  3. We work on multiple levels and utilize a variety of methods to explore the meaning and significance of language and literature in society, ranging from philological, hermeneutic and philosophical methodologies to sociological, empirical, and applied research approaches. This diversity is reflected in teaching and learning at the Faculty. Building on our strengths in each discipline, we not only encourage increased interdisciplinary collaboration in research and teaching but actively seek out research questions which demand interdisciplinary collaboration and attention.
  4. We challenge ourselves, our students and the wider public to engage language and literature intensively and critically, keeping in mind that this engagement, which involves considering distant eras as well as distant regions, is essential for a comprehensive understanding of contemporary and future processes in the realm of society and culture. Accordingly, our research always has a didactic and pedagogical component.
  5. O

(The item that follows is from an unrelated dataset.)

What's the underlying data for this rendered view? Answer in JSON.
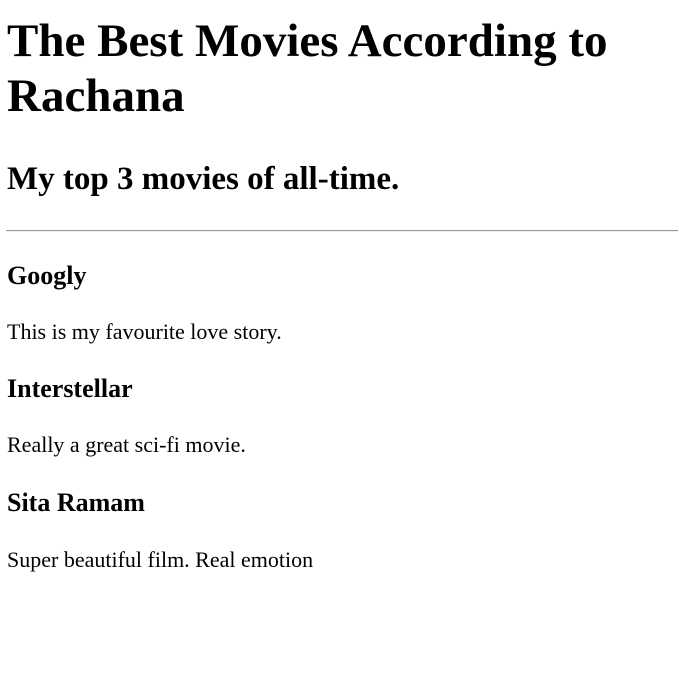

    ur Faculty cannot be divorced from its origins in Eurocentric conceptions of “national philologies”. We are aware of the criticism this paradigm has received and critically reflect on the history of our disciplines in our research and teaching. Even more, we deliberately incorporate transcultural and comparative perspectives in our research subjects and course offerings, in particular by collaborating with colleagues in the arts, humanities and social sciences at the University of Heidelberg. We also contribute insights and knowledge from linguistics and literary studies to the growing field of “Area Studies” at the University.
  6. By producing various text editions, translations, commentaries and handbooks, we keep the linguistic and literary past alive. We investigate the historical and cultural contexts of languages and literatures, regarding languages, l texts reflecting the evolution of a particular language, and literary expressions of varied forms as essential elements of our global cultural heritage. A key goal in this regard is the transmission of knowledge in education and beyond. In addition, we endeavour to use our studies of linguistic and literary practices in the past to gain insights into current language(s) – and to employ this knowledge in our examinations of current and future developments in the field.  
  7. Our mandate is to facilitate the development of a more just and equitable educational system by

    giving future teachers a solid academic foundation in their fields as well as a nuanced understanding of roles played by learning and development processes, thus enabling them to embrace cultural and linguistic heterogeneity in their classrooms.
  8. The Faculty of Modern Languages defines itself as a community of teachers and students, researchers and academics at various stages of their educational and professional development. Although many spend only a short period of time at the Faculty, all members of the Faculty are encouraged to consider it as a place that prioritizes academic teaching, learning, thinking, argumentation, reading, and writing, in which each and every individual is taken seriously. As a space for individual research and academic exchange, the Faculty seeks to create the best possible conditions for research, teaching, and learning  – not only in terms of time, space and infrastructure, but also in the sense of a collegial atmosphere that fosters communication, cooperation and mutual appreciation – to allow every member of the Faculty to succeed both personally and professionally.

Heidelberg, March 2023